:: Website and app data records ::
::::::::::

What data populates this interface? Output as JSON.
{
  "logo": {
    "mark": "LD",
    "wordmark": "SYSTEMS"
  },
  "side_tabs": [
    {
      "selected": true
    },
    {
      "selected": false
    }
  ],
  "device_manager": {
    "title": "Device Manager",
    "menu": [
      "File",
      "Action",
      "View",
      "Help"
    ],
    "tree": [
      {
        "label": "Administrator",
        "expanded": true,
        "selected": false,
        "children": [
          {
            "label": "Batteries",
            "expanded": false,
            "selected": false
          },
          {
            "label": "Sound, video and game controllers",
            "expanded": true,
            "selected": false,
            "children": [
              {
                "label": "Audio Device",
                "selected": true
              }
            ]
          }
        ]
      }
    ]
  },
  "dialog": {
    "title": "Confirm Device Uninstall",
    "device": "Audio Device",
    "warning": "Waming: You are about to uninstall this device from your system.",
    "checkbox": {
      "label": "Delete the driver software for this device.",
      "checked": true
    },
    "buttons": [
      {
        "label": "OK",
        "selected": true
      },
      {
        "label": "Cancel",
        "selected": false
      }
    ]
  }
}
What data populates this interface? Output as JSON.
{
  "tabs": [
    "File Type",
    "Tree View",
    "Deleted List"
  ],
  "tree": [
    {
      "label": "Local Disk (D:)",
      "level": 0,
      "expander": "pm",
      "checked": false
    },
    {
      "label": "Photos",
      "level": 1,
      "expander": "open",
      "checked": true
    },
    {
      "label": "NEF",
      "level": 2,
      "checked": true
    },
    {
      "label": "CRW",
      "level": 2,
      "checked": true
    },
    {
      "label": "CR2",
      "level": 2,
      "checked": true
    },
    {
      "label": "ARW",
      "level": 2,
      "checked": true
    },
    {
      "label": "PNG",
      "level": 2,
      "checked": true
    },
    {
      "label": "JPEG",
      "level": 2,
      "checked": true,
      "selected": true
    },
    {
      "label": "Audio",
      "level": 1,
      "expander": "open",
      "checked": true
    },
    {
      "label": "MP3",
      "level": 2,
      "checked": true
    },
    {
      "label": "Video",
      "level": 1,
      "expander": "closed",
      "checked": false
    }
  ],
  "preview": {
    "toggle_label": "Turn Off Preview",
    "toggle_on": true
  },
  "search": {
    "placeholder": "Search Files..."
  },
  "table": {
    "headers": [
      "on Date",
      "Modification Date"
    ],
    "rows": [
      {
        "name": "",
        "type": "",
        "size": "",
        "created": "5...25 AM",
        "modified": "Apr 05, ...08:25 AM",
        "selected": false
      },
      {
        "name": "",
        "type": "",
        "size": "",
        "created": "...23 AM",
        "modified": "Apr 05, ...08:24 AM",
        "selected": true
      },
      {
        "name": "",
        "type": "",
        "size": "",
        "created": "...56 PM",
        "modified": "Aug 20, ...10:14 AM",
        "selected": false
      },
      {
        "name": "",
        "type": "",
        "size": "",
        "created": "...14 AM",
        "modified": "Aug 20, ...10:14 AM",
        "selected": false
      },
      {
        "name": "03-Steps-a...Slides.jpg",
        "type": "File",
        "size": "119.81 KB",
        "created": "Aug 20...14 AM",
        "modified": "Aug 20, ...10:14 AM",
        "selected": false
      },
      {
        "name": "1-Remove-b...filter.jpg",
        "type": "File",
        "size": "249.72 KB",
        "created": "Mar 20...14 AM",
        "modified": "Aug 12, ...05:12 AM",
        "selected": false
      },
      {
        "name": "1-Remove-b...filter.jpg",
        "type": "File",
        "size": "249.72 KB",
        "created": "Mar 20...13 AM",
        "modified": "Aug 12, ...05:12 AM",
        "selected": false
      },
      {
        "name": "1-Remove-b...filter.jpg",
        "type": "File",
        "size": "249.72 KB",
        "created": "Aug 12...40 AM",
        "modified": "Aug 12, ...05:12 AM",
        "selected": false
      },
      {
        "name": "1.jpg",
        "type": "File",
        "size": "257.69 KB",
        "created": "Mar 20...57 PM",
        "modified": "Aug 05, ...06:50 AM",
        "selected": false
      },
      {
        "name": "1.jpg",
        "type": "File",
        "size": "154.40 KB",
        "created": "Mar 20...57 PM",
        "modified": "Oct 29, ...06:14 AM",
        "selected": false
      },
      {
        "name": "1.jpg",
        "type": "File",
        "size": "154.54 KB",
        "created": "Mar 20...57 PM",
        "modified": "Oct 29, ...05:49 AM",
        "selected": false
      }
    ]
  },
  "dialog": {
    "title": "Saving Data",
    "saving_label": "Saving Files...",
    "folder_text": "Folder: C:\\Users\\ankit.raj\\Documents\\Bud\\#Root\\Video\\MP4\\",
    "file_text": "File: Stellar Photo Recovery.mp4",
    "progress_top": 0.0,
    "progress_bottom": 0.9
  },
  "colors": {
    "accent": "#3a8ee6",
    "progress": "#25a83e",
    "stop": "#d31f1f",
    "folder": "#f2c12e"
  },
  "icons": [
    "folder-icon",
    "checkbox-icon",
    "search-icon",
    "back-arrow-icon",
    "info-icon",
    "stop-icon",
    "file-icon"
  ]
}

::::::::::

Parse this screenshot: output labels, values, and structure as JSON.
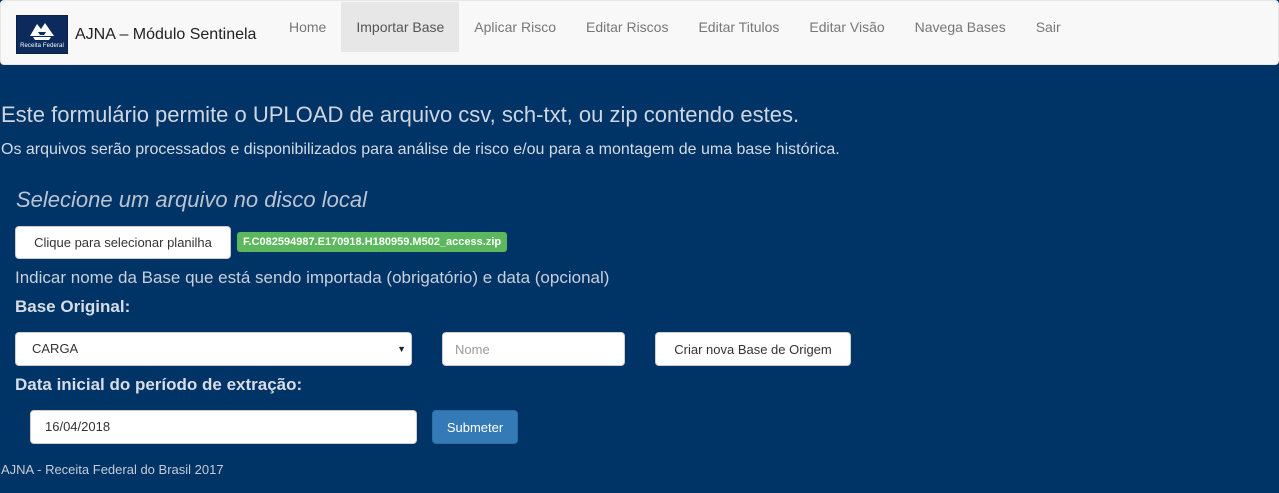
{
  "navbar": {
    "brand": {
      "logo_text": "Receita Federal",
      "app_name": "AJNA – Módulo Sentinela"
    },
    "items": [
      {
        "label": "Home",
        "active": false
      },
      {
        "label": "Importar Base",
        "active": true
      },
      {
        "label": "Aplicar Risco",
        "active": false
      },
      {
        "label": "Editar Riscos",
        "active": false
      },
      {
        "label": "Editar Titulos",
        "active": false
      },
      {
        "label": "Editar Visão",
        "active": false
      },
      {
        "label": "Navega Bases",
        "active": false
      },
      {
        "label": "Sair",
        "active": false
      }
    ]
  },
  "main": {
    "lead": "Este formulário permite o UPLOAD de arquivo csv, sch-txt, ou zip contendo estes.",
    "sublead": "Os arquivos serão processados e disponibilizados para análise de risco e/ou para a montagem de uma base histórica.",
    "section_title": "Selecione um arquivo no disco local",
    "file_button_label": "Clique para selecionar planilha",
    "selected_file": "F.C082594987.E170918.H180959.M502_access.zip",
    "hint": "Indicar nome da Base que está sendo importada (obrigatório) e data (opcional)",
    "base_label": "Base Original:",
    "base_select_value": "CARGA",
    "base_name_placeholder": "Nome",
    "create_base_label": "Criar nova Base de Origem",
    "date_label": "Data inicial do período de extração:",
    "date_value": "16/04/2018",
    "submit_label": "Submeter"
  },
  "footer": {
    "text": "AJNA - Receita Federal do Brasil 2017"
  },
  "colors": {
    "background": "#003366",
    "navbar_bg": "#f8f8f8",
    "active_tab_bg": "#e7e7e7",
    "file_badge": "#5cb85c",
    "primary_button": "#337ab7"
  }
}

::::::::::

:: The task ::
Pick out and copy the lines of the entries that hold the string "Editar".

:: Solution to the exercise ::
        "label": "Editar Riscos",
        "label": "Editar Titulos",
        "label": "Editar Visão",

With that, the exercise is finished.